I was scrolling through my LinkedIn page and came across another TED video. I, like many others on LinkedIn, follow TED Conferences to hear short, educational, inspirational stories about everything under the sun. This video by Angela Lee Duckworth talks about how “we have to be willing to fail, to be wrong, to start over again with lessons learned”. I want to talk about this concept that was taught to me in high school, failing forward. What does failing forward mean and how to go about failing forward.
What “Failing Forward” Means
In my words, failing forward is this concept where the failures people accumulate over their lifetime don’t prevent them from “failing” life. Failing forward means learning from those setbacks, even if it takes a few times to learn from them, and having the grit and resilience to move forward. An extremely common example would be applying for jobs or co-ops. As a student in the co-op program at Brock, the number of rejection emails I have received, as well as many of my friends, is astounding. It can be daunting to look at the number of rejections we all receive. Somehow, we move on, refine our resumés and cover letters over and over again until suddenly, we find a job or co-op. Something as small and repetitive as job applying seems like an obvious example to go with. This process requires grit and resilience and it’s easy to identify. My question is, why some people cannot apply the same method of thinking to bigger failures. Maybe it’s because they have invested more time and energy and so there is more to lose. Maybe it’s because it might not only impact one individual but multiple. I say, learn to apply to fail forward sooner rather than later, your future self will thank you.

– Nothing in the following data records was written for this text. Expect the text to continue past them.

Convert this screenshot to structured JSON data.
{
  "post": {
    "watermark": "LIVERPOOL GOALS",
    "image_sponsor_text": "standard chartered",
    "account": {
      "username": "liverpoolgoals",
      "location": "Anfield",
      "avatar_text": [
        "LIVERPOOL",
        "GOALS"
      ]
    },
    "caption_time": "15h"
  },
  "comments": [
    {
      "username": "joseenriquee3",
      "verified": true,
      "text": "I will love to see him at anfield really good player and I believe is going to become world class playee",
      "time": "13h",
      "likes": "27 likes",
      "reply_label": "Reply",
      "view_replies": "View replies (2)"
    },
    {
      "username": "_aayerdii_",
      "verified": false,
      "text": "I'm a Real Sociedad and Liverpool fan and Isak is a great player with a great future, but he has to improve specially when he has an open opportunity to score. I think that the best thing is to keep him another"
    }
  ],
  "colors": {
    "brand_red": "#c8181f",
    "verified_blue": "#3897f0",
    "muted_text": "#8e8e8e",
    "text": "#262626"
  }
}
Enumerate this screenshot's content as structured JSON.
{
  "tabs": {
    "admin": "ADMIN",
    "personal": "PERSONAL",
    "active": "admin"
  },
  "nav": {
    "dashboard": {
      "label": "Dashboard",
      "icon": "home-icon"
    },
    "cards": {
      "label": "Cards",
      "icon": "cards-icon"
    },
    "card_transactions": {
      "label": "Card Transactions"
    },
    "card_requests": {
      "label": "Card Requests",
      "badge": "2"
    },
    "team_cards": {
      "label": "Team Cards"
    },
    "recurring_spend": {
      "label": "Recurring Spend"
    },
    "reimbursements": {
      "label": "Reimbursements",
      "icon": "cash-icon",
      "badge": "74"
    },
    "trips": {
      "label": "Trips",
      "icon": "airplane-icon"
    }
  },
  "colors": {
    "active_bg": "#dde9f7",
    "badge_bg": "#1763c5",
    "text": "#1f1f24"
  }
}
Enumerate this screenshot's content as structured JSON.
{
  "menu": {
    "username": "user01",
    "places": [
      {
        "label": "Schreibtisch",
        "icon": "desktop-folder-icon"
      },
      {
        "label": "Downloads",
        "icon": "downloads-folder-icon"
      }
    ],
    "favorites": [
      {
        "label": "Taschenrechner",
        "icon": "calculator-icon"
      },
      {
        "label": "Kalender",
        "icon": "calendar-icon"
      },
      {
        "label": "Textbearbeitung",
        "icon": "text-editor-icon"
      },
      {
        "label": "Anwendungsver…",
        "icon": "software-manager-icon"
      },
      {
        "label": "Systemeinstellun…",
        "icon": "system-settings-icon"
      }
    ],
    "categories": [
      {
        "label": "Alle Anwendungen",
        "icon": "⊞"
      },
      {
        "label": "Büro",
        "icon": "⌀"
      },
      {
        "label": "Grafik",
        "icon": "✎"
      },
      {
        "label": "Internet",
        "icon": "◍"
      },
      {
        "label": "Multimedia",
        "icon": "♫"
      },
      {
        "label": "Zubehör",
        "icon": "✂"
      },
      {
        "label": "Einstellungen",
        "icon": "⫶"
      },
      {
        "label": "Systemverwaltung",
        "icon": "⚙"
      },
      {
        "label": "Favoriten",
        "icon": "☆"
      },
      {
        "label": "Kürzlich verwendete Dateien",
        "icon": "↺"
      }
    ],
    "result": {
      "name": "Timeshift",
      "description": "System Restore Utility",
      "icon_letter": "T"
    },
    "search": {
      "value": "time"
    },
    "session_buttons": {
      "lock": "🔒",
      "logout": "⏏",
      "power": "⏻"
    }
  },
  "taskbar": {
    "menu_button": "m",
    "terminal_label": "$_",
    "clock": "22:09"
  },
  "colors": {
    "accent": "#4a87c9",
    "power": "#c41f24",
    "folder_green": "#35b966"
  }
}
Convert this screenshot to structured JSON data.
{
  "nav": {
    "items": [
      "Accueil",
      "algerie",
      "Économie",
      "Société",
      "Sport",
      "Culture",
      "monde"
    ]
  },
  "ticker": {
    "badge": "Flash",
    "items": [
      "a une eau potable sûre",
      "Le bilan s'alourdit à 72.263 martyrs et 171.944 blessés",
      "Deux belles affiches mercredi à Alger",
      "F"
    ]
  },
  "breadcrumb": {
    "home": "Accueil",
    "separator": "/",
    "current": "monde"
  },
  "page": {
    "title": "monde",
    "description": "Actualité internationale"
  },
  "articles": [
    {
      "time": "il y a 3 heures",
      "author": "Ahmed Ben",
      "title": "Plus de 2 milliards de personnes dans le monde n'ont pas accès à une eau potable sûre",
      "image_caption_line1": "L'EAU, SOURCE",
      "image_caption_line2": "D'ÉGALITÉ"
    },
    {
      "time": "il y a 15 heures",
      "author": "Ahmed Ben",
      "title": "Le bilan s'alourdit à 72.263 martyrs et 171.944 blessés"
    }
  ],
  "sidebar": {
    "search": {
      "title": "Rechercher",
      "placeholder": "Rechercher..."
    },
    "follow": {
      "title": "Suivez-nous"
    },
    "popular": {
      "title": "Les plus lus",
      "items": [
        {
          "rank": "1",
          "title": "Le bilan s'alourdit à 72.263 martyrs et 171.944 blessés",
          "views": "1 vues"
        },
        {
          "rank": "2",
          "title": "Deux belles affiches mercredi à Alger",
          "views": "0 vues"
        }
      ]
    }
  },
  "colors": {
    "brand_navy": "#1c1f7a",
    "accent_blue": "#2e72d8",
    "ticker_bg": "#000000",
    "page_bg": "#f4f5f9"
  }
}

How to “Fail Forward”
Going about failing consistently is something that no one has perfected. The mindset that Angela Lee Duckworth mentions is the mindset that failure isn’t permanent. For me this means that while some failures make bigger dents in life, and other failures barely make a dent at all, failure is still not permanent. The only way for people to overcome this need to be perfect is to fail, over and over and over again. Teaching ourselves to fail at a younger age is the best time to start because we have time to learn and grow. We haven’t yet “been set in our ways” and I hope that when we are older and hopefully wiser, being “set in our ways” will mean that we learned to fail forward.
Overcoming the fear of the idea to fail often is a good start to helping people fail forward. As humans, we compare ourselves to others constantly. This is no surprise to anyone. However, this puts us into the mindset of because Suzy Smith completed something on her first try, we have to do the same and we can’t fail because then we aren’t of equal value and we just suck. The constant comparison makes it ten times more difficult to overcome the fear of failing alone, let alone failing forward. I believe this is an important step on the right path to failing forward.
In summation, we learn many more lessons when we fail, much more than when we succeed, therefore we should all learn to fail forward so that we gain grit and resilience. If you want to read more on the concept, there is a book called Failing Forward, by John C. Maxwell that goes more in-depth about the topic.